The full edition is available for download here.
To learn more about this quarterly publication, edited by Marcel Chimwala, read the post about the “Voice of the mineral sector in Malawi”.
The Government of Malawi intends to submit its application to join the Extractive Industries Transparency Initiative (EITI) this June. The new Minister of Natural Resources, Energy and Mining, Hon. Bright Msaka SC, confirmed, once again, Malawi’s intentions to join the EITI. This step is being taken in order to promote greater accountability in the sector and fact-based dialogue on how Malawi can best use resources and revenue. Msaka made these remarks during the consultation workshop on the draft Mines and Minerals Bill in mid-April. Msaka also noted that transparency for the disclosure of necessary information for the EITI, such as data on company payments to government, is provided for in the draft Bill.
On 30 and 31 March, after the April edition of the Mining Review went to press, the multi-stakeholder group that has been charged with the implementation of the EITI in Malawi, met to draft the work plan for the EITI process. This is one of the required documents for Malawi to sign up to the EITI and be awarded EITI candidacy status.
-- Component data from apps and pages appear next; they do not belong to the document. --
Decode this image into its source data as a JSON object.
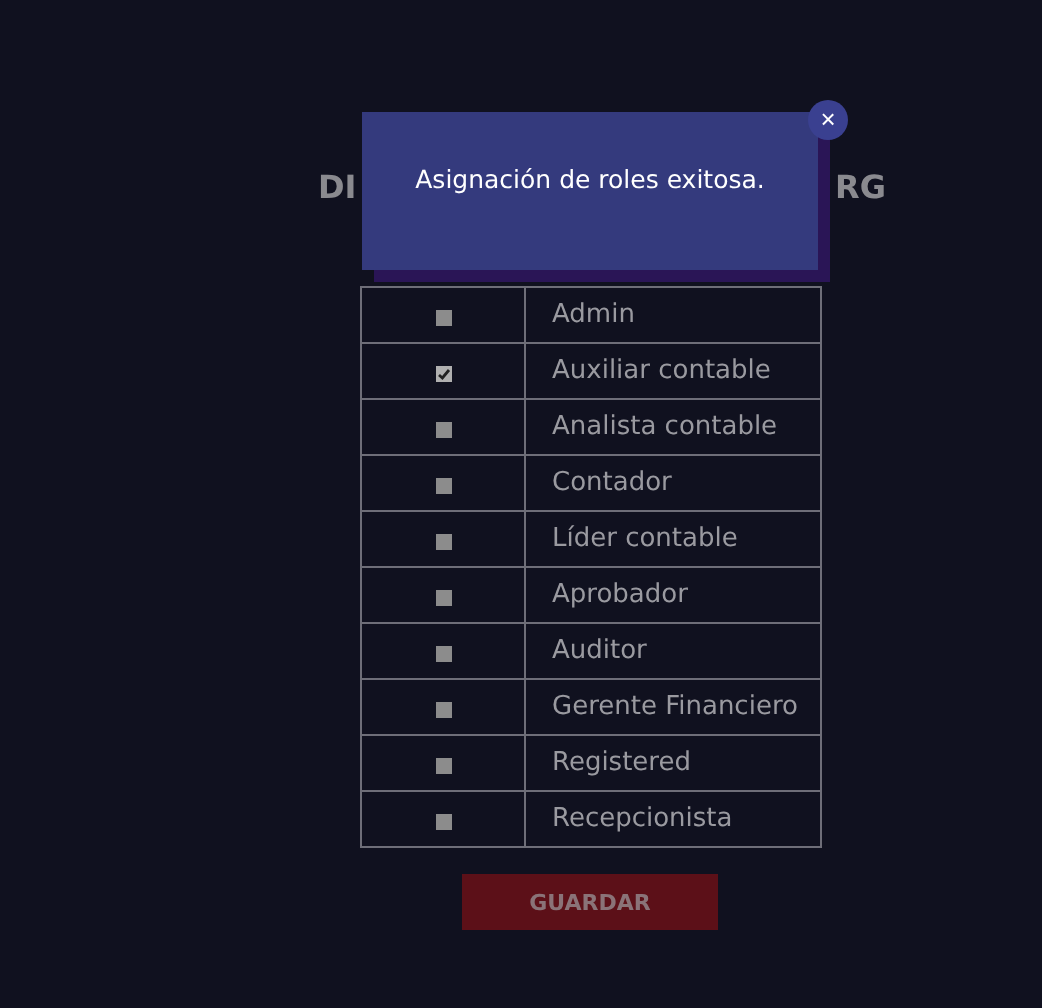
{
  "heading": {
    "visible_start": "DI",
    "visible_end": "RG"
  },
  "dialog": {
    "message": "Asignación de roles exitosa.",
    "close": "×"
  },
  "roles": [
    {
      "name": "Admin",
      "checked": false
    },
    {
      "name": "Auxiliar contable",
      "checked": true
    },
    {
      "name": "Analista contable",
      "checked": false
    },
    {
      "name": "Contador",
      "checked": false
    },
    {
      "name": "Líder contable",
      "checked": false
    },
    {
      "name": "Aprobador",
      "checked": false
    },
    {
      "name": "Auditor",
      "checked": false
    },
    {
      "name": "Gerente Financiero",
      "checked": false
    },
    {
      "name": "Registered",
      "checked": false
    },
    {
      "name": "Recepcionista",
      "checked": false
    }
  ],
  "save_button": "GUARDAR"
}
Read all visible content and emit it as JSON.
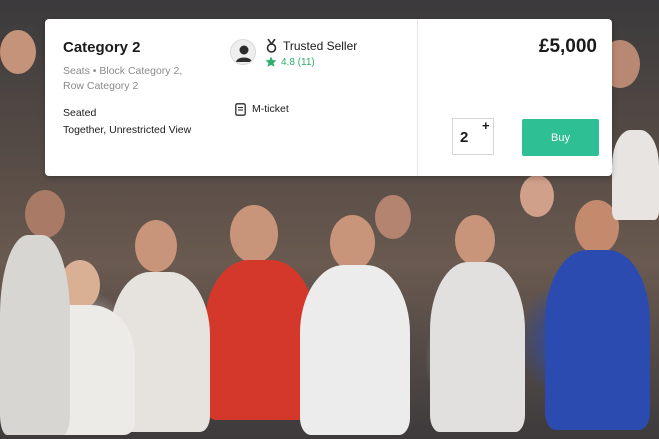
{
  "listing": {
    "category_title": "Category 2",
    "seats_description": "Seats • Block Category 2, Row Category 2",
    "seating_note": "Seated",
    "view_note": "Together, Unrestricted View",
    "seller_badge": "Trusted Seller",
    "seller_rating": "4.8 (11)",
    "ticket_type": "M-ticket",
    "price": "£5,000",
    "quantity": "2",
    "quantity_increment": "+",
    "buy_label": "Buy"
  },
  "icons": {
    "seller_avatar": "person-avatar-icon",
    "badge": "medal-icon",
    "rating": "star-icon",
    "ticket": "mobile-ticket-icon"
  },
  "colors": {
    "accent": "#2ebf94",
    "rating": "#2bb06b"
  }
}
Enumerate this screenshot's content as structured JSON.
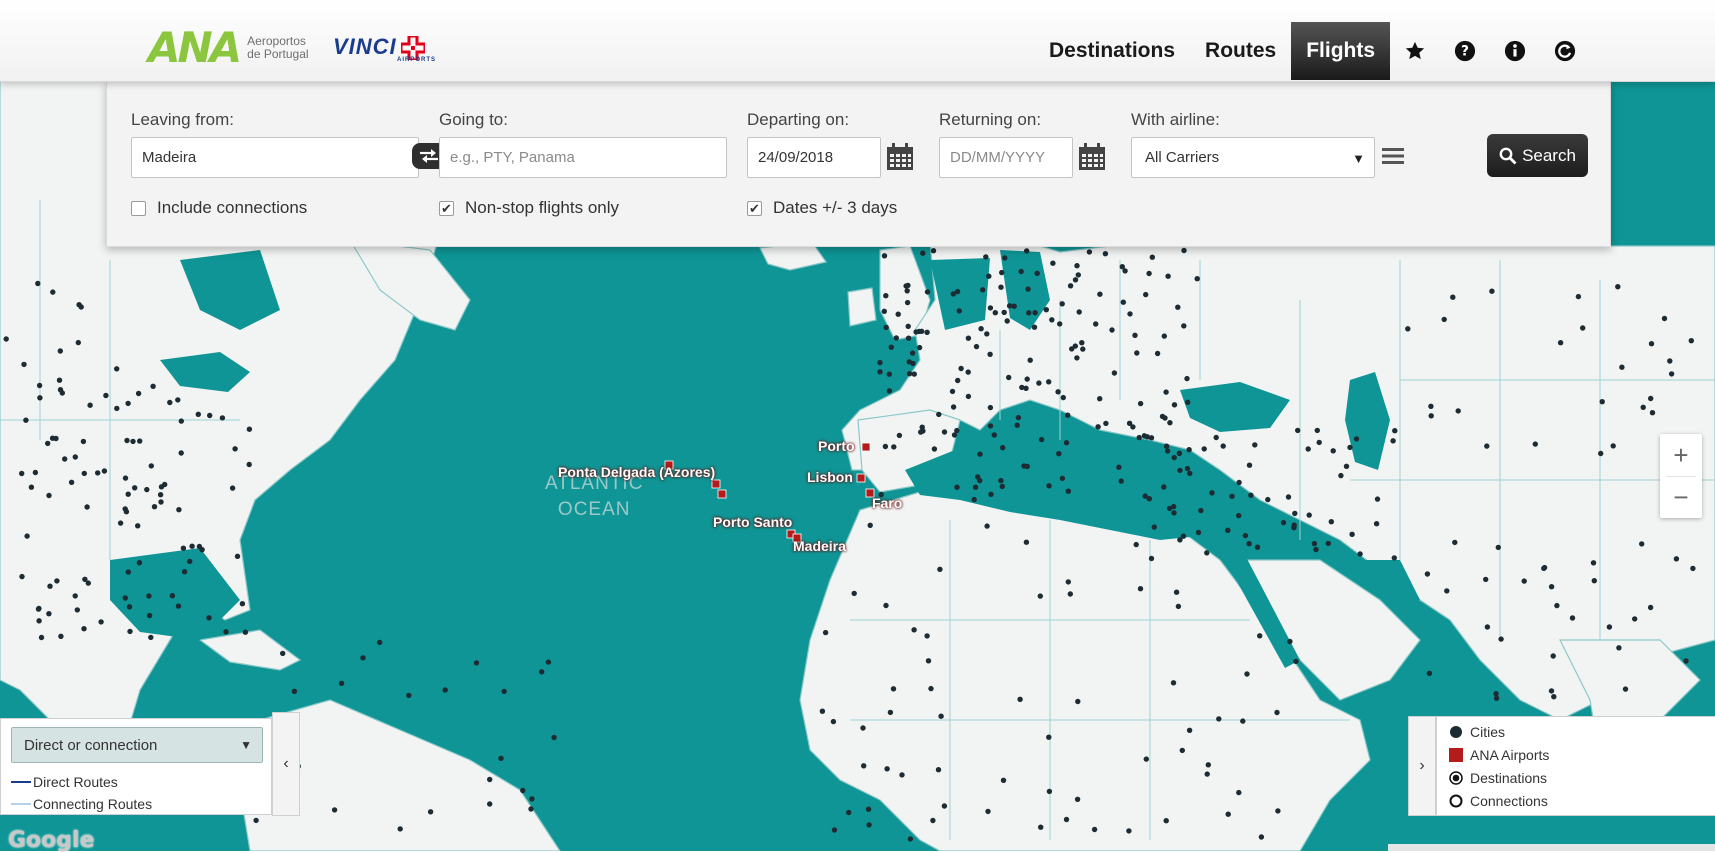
{
  "header": {
    "ana_logo_mark": "ANA",
    "ana_logo_text": "Aeroportos de Portugal",
    "vinci_logo_text": "VINCI",
    "vinci_logo_sub": "AIRPORTS",
    "nav": [
      {
        "label": "Destinations",
        "active": false
      },
      {
        "label": "Routes",
        "active": false
      },
      {
        "label": "Flights",
        "active": true
      }
    ],
    "icons": [
      "star-icon",
      "help-icon",
      "info-icon",
      "refresh-icon"
    ]
  },
  "search": {
    "leaving_from_label": "Leaving from:",
    "leaving_from_value": "Madeira",
    "going_to_label": "Going to:",
    "going_to_placeholder": "e.g., PTY, Panama",
    "departing_label": "Departing on:",
    "departing_value": "24/09/2018",
    "returning_label": "Returning on:",
    "returning_placeholder": "DD/MM/YYYY",
    "airline_label": "With airline:",
    "airline_value": "All Carriers",
    "include_connections_label": "Include connections",
    "include_connections_checked": false,
    "nonstop_label": "Non-stop flights only",
    "nonstop_checked": true,
    "dates_flex_label": "Dates +/- 3 days",
    "dates_flex_checked": true,
    "search_button_label": "Search"
  },
  "map": {
    "ocean_label_line1": "ATLANTIC",
    "ocean_label_line2": "OCEAN",
    "airports": [
      "Porto",
      "Lisbon",
      "Faro",
      "Ponta Delgada (Azores)",
      "Porto Santo",
      "Madeira"
    ],
    "zoom_in": "+",
    "zoom_out": "−",
    "google_logo": "Google",
    "colors": {
      "ocean": "#0f9595",
      "land": "#f2f4f4",
      "border": "#8cc8c8",
      "city": "#1d2b33",
      "airport": "#b41c1c"
    }
  },
  "route_panel": {
    "selected_option": "Direct or connection",
    "direct_routes_label": "Direct Routes",
    "connecting_routes_label": "Connecting Routes",
    "toggle_glyph": "‹"
  },
  "legend": {
    "items": [
      "Cities",
      "ANA Airports",
      "Destinations",
      "Connections"
    ],
    "toggle_glyph": "›"
  }
}
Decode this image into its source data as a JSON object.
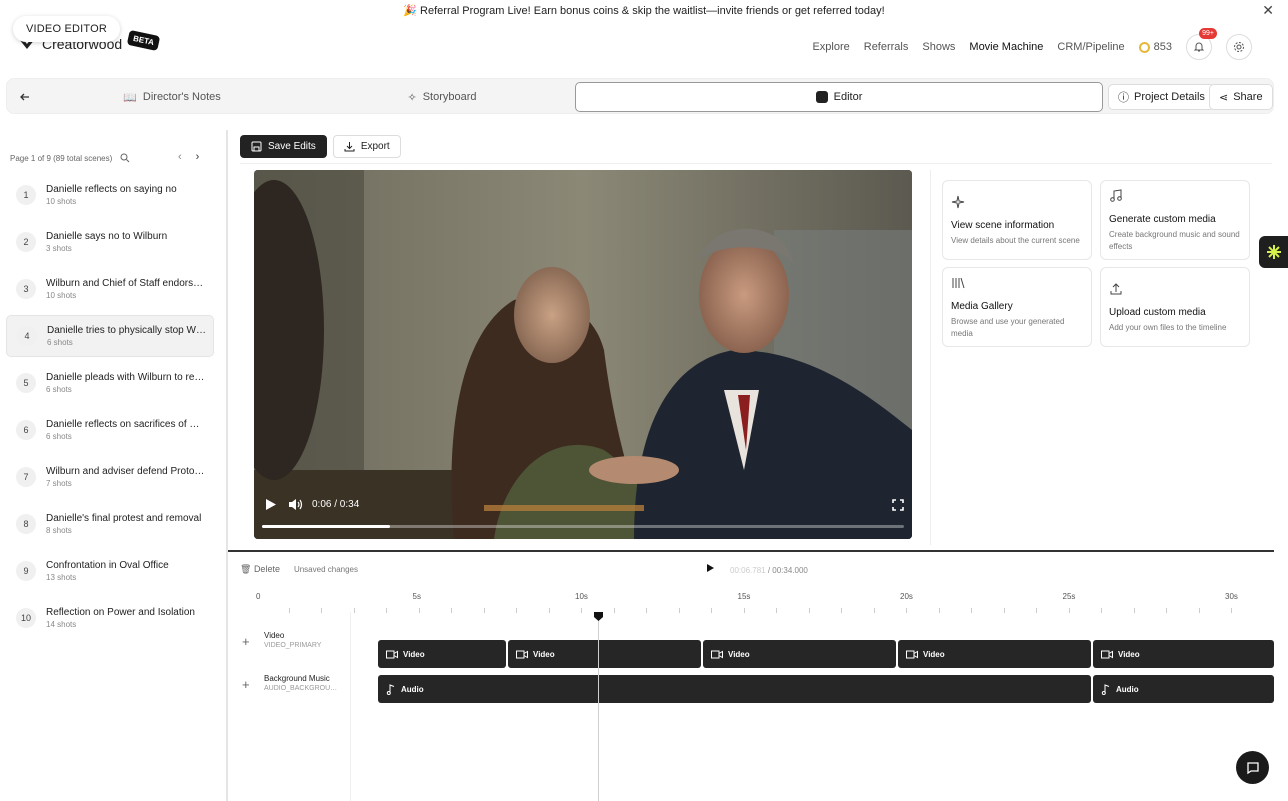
{
  "banner": {
    "text": "🎉 Referral Program Live! Earn bonus coins & skip the waitlist—invite friends or get referred today!",
    "close": "✕"
  },
  "tooltip": "VIDEO EDITOR",
  "brand": {
    "name": "Creatorwood",
    "badge": "BETA"
  },
  "nav": {
    "items": [
      "Explore",
      "Referrals",
      "Shows",
      "Movie Machine",
      "CRM/Pipeline"
    ],
    "coins": "853",
    "notifications": "99+"
  },
  "tabs": {
    "directors_notes": "Director's Notes",
    "storyboard": "Storyboard",
    "editor": "Editor",
    "project_details": "Project Details",
    "share": "Share"
  },
  "sidebar": {
    "pager": "Page 1 of 9 (89 total scenes)",
    "scenes": [
      {
        "num": "1",
        "title": "Danielle reflects on saying no",
        "shots": "10 shots"
      },
      {
        "num": "2",
        "title": "Danielle says no to Wilburn",
        "shots": "3 shots"
      },
      {
        "num": "3",
        "title": "Wilburn and Chief of Staff endorse ...",
        "shots": "10 shots"
      },
      {
        "num": "4",
        "title": "Danielle tries to physically stop Wilb...",
        "shots": "6 shots"
      },
      {
        "num": "5",
        "title": "Danielle pleads with Wilburn to reco...",
        "shots": "6 shots"
      },
      {
        "num": "6",
        "title": "Danielle reflects on sacrifices of Wil...",
        "shots": "6 shots"
      },
      {
        "num": "7",
        "title": "Wilburn and adviser defend Protoco...",
        "shots": "7 shots"
      },
      {
        "num": "8",
        "title": "Danielle's final protest and removal",
        "shots": "8 shots"
      },
      {
        "num": "9",
        "title": "Confrontation in Oval Office",
        "shots": "13 shots"
      },
      {
        "num": "10",
        "title": "Reflection on Power and Isolation",
        "shots": "14 shots"
      }
    ],
    "selected_index": 3
  },
  "toolbar": {
    "save": "Save Edits",
    "export": "Export"
  },
  "player": {
    "time": "0:06 / 0:34",
    "progress": 0.2
  },
  "cards": [
    {
      "title": "View scene information",
      "desc": "View details about the current scene",
      "icon": "sparkle-icon"
    },
    {
      "title": "Generate custom media",
      "desc": "Create background music and sound effects",
      "icon": "music-note-icon"
    },
    {
      "title": "Media Gallery",
      "desc": "Browse and use your generated media",
      "icon": "library-icon"
    },
    {
      "title": "Upload custom media",
      "desc": "Add your own files to the timeline",
      "icon": "upload-icon"
    }
  ],
  "timeline": {
    "delete": "Delete",
    "status": "Unsaved changes",
    "current_time": "00:06.781",
    "total_time": "/ 00:34.000",
    "ruler": [
      "0",
      "5s",
      "10s",
      "15s",
      "20s",
      "25s",
      "30s"
    ],
    "tracks": [
      {
        "name": "Video",
        "id": "VIDEO_PRIMARY"
      },
      {
        "name": "Background Music",
        "id": "AUDIO_BACKGROUND"
      }
    ],
    "video_clip_label": "Video",
    "audio_clip_label": "Audio"
  }
}
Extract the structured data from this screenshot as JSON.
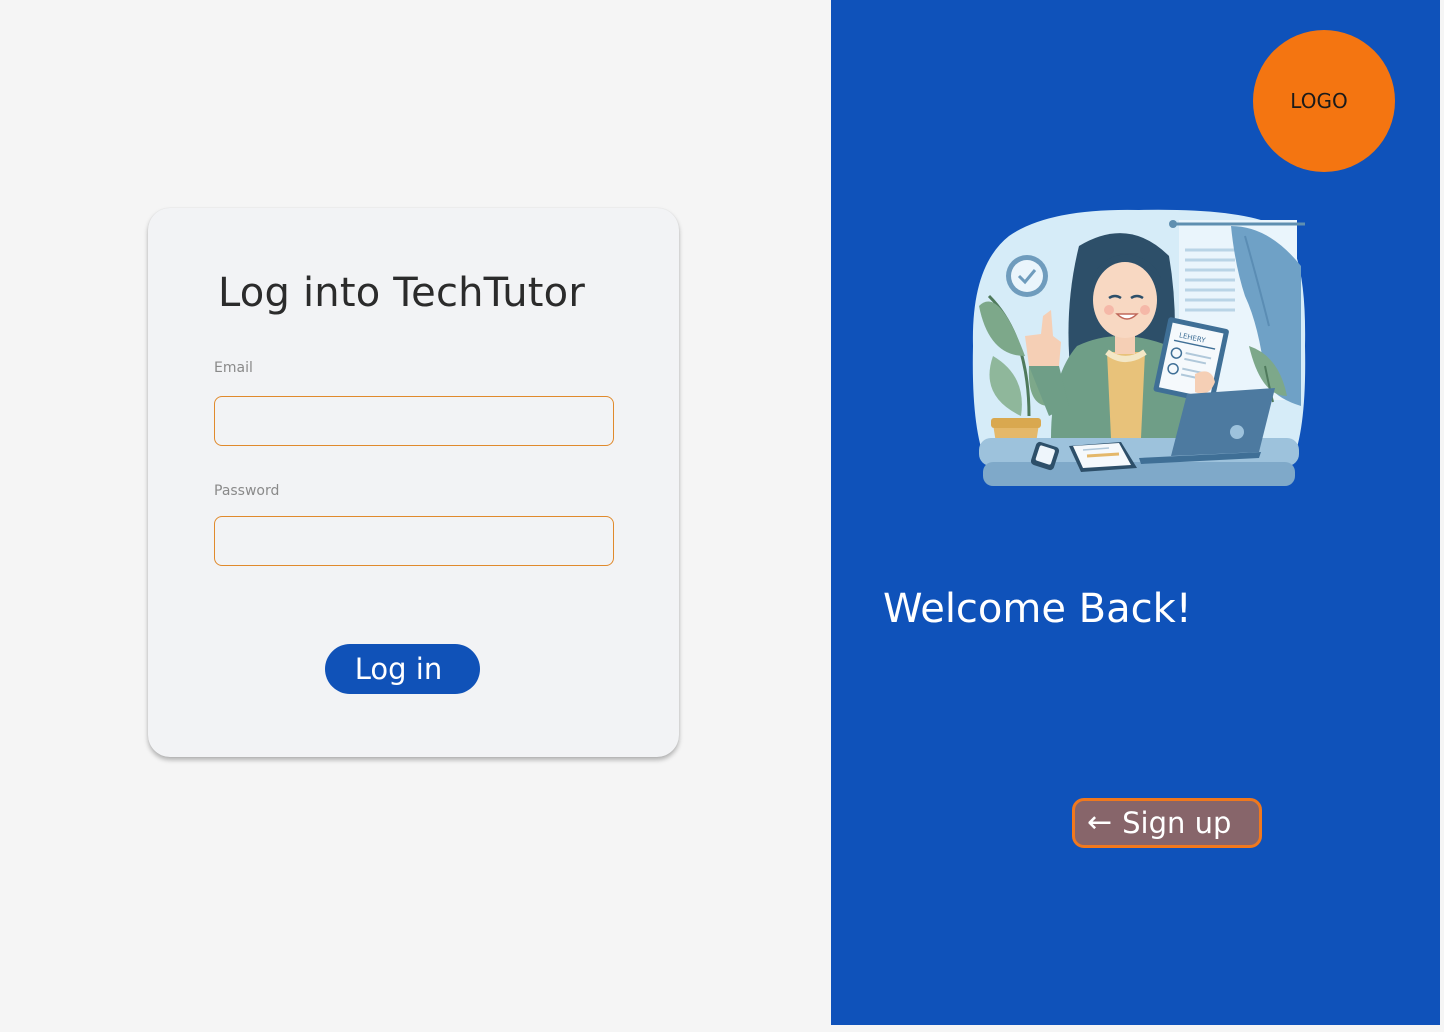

The three constituency groups in the multi-stakeholder group – government, industry and civil society – along with Lutz Neumann, a consultant hired by GIZ (Deutsche Gesellschaft für Internationale Zusammenarbeit), met in Salima to discuss the terms of reference for the grouping and the work plan. The Ministry of Finance, Economic Planning and Development’s Revenue Policy Division is currently operating as the EITI National Secretariat so was also present at the meeting along with GIZ representatives from the programme Strengthening Public Financial and Economic Management. The chair of the meeting, the Chief Economist from the Revenue Policy Division, George Harawa, explained that “This is a very, very important meeting as part of the multi-stakeholder group’s work as we move the EITI process forward”.
The multi-stakeholder group deliberated the goals for the EITI in Malawi. At its heart, the EITI promotes transparency and disclosure of company payments to government and government receipts of these payments in order to foster greater public debate on the use of natural resource wealth. The multi-stakeholder group hopes that the EITI in Malawi will also strengthen partnerships and trust between government, companies and the public to attract quality investments that can be used to increase the revenue base and socio-economic benefits from the extractive industries.
Present at the meeting were multi-stakeholder group representatives from the Ministry of Finance, Economic Planning and Development, the Ministry of Natural Resources, Energy and Mining, the Reserve Bank of Malawi, the National Audit Office, Globe Metals & Mining, Mkango Resources, Paladin, ActionAid Malawi, the Catholic Commission for Justice and Peace, Citizens for Justice, and the Foundation for Community Support Services. Only Bwanje Cement sent their apologies.
Thanks to Success Sikwese (Catholic Commission for Justice and Peace) for sharing the photo.